Todd Gitlin informed a full audience of the alarming dangers altering journalism on campus this week.
The chair of the Ph. D. program in communications at Columbia University’s lecture was called “A Glut of Crisis: Journalism and the Prospects for Democracy” discussed what Gitlin said he believed to be five major crises and a condition.
Those crises include deterioration in circulation of newspapers, the decline in advertisement revenue, a shrinkage in news reporting, the scattering of attention, the debacle of authority and journalism’s inability to receive the public’s trust.
“Despite the overuse of the word, there are crises,” he said. “And in the case of future journalism I think it’s the only word that makes sense.”
He warned that the settings and environment journalists operate in are changing and will continue to drastically change.
“The journalistic world [we] know is vanishing – it is melting away not just within their lifetimes, but before their eyes,” Gitlin said.
With statistics such as nearly every one in five newspaper journalists’ having lost their jobs since 2001, he made it clear print is an inevitable dying field.
“The newspaper exited 2008 harrowingly and entered 2009 in something perilously close to freefall,” Gitlin said. “Perhaps some parachutes will deploy and maybe some tree limbs will cushion the descent, but the bottom is not in sight.”
A contributing factor behind the failure of the newspaper industry is the Internet, he said.
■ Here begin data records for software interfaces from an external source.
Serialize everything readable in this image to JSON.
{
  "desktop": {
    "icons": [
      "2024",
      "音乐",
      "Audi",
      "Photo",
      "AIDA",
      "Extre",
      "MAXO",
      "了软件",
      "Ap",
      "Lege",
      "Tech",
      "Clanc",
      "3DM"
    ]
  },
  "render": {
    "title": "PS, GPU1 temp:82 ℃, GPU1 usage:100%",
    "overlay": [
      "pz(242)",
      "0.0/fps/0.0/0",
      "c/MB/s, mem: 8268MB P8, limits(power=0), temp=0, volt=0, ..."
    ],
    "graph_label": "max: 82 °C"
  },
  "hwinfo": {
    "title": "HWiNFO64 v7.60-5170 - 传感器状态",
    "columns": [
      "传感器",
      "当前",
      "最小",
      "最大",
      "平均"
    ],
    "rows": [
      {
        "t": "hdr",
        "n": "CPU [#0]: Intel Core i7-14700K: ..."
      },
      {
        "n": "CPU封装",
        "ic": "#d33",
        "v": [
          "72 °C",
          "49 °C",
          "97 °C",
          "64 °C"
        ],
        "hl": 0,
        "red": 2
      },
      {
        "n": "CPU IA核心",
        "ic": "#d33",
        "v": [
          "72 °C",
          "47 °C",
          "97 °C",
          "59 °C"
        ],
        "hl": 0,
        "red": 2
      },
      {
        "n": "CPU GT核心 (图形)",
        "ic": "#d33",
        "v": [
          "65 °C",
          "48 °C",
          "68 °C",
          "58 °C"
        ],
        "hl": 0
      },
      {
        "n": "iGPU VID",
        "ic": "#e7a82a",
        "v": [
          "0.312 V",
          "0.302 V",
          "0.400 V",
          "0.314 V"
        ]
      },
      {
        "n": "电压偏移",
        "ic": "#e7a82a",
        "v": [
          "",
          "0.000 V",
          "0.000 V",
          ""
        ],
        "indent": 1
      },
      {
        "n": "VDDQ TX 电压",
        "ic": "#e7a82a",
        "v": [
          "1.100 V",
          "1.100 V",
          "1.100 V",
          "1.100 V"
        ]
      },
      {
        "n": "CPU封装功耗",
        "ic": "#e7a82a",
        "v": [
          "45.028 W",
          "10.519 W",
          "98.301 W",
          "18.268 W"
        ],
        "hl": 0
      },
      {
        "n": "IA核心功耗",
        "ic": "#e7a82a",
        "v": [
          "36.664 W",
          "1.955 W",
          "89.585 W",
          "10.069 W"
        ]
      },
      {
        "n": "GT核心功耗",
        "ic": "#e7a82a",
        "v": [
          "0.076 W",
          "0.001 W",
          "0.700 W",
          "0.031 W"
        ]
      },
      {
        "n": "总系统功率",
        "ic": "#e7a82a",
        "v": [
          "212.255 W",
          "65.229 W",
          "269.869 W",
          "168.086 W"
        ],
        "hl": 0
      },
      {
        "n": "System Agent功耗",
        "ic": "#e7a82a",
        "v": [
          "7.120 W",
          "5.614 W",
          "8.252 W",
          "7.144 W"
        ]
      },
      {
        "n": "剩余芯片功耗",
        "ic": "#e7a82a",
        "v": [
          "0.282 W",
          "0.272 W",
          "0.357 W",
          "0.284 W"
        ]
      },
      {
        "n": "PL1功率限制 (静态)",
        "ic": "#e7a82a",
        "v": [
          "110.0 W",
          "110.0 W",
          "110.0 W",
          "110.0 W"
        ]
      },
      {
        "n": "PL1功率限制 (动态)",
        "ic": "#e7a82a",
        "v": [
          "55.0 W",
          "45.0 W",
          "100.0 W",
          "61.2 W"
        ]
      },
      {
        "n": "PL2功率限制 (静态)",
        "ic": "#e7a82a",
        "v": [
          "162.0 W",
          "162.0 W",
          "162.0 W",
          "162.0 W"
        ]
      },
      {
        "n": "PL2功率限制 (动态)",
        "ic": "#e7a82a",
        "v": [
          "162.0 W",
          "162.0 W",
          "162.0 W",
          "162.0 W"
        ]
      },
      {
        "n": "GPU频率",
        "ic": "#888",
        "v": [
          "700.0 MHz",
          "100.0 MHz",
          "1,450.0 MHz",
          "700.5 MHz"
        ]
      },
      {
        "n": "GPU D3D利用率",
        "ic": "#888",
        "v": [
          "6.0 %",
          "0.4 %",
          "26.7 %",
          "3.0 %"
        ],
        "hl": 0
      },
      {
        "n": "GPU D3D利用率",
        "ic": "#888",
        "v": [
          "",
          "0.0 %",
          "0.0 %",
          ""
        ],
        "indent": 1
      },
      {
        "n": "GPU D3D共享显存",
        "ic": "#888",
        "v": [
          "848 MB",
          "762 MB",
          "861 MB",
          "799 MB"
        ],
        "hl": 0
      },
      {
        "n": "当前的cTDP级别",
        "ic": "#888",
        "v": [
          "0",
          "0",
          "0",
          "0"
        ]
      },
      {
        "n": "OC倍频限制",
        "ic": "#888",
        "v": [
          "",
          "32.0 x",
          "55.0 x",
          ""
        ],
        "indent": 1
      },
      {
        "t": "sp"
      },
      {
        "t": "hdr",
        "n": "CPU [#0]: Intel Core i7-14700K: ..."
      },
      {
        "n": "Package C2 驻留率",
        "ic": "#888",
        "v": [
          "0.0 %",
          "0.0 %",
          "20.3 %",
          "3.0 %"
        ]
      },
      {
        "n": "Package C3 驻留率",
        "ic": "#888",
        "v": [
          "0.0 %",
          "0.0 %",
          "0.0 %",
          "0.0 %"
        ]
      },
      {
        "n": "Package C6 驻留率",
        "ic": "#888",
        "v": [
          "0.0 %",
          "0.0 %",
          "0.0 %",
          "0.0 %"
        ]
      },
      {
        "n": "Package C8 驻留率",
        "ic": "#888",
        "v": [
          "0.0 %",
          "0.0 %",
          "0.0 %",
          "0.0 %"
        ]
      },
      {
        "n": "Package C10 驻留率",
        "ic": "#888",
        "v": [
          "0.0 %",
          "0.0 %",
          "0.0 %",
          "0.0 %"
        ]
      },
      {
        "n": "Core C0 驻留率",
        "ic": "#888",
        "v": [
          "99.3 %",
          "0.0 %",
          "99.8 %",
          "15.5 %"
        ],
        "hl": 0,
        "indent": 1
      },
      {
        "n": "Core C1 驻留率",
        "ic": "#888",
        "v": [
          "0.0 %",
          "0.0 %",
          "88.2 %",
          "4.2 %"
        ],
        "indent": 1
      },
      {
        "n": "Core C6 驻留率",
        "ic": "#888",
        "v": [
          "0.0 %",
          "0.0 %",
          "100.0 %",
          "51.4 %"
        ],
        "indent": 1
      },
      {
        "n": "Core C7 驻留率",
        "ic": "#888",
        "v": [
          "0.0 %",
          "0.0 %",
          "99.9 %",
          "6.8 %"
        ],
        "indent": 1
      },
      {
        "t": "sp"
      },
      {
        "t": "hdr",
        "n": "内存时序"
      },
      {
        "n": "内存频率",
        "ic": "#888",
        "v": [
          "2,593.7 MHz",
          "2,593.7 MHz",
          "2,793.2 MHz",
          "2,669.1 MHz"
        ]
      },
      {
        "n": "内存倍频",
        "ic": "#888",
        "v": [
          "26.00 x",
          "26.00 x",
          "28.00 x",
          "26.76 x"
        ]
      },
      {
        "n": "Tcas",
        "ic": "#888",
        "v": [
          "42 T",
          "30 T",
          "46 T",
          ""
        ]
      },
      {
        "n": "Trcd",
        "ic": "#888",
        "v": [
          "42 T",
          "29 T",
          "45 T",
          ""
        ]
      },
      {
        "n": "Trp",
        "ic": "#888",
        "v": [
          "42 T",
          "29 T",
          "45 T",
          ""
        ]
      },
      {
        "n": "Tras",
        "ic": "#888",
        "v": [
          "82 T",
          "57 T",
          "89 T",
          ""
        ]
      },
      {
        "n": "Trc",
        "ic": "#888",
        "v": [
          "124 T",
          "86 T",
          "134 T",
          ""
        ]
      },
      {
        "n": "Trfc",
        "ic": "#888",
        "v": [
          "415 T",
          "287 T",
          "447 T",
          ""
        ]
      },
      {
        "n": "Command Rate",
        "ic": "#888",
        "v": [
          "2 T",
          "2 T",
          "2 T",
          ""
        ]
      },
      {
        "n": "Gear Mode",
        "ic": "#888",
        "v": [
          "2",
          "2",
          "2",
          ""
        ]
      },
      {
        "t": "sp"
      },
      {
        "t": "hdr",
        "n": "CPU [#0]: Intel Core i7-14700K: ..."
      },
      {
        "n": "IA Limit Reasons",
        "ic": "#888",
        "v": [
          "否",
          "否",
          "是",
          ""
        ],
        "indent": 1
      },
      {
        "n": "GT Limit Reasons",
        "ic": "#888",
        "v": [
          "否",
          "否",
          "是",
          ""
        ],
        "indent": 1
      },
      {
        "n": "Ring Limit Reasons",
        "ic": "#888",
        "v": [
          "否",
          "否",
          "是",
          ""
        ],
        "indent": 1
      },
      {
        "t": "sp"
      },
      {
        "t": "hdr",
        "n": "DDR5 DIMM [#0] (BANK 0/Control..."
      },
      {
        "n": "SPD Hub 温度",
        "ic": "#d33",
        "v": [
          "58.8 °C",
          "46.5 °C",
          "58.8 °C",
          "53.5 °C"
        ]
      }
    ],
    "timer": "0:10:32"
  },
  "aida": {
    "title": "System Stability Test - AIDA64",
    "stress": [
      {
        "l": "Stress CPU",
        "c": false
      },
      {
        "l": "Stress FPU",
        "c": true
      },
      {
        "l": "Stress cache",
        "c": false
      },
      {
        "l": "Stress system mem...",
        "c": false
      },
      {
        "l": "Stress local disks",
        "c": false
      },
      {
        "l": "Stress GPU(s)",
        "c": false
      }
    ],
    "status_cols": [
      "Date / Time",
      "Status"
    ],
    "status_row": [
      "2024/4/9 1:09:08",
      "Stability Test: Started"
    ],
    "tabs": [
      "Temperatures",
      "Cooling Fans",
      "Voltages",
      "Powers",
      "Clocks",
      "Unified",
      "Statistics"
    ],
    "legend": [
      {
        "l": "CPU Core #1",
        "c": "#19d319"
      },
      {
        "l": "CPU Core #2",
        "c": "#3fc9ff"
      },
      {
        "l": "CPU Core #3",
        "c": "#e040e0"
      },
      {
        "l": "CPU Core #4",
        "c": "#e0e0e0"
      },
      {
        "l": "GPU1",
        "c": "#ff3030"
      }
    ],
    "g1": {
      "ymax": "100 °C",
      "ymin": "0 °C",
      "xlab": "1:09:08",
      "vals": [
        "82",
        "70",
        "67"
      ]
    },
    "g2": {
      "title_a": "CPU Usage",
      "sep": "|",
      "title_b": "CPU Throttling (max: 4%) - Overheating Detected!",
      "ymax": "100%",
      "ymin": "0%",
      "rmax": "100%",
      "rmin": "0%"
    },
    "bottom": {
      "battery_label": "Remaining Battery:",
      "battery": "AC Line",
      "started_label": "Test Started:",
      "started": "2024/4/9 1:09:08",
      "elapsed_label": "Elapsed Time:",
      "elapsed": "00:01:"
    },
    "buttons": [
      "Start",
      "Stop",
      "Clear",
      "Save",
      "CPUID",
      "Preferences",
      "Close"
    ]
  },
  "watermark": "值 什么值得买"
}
Gitlan said consumers can find access to almost any newspaper online free of charge. This decreases the amount of individuals readings newspapers, which decreases the papers’ advertisement revenue.
A significant decline in advertisement revenue caused an adverse affect during the recession, rendering newspapers to lose 83 percent of their stock value in 2008 alone, Gitlin said.
“By the end of last year, you could by a share of stock in the McClatchy papers, which used to be one the highest quality chains for less than the cost of the paper – less than a dollar,” he said.
Due to this major loss, many news organizations, including the Tribune Company and the Sun Times Media Group, are going bankrupt.
Suggestions on several ideas on how to try to keep newspapers alive were given, from Gitlin and other writers.
“[Former managing editor of the Washington Post, Steve Coll] proposed that Congress make it easier for news organizations rebound themselves as nonprofit entities and to subsidize reporting institutions like bureaus.” Gitlin said.
Stemming from that idea, Gitlin said another idea would be to create a national endowment to protect all types of reporting.
“Even in the United States, we are rapidly running out of alternatives … I think we need a grown-up, concrete debate on how to do this [to ensure the survival of journalism],” he said.
Gitlin said journalism needs help soon “and not only is it too important to leave to business interests, [but] leaving it to the inept, greedy and wealthy of the nation’s newspapers to rescue journalism on their own would be like leaving it to institutional wizards of the American international group, Citi Bank, to create a workable just credit system – a crisis is a terrible thing to waste.”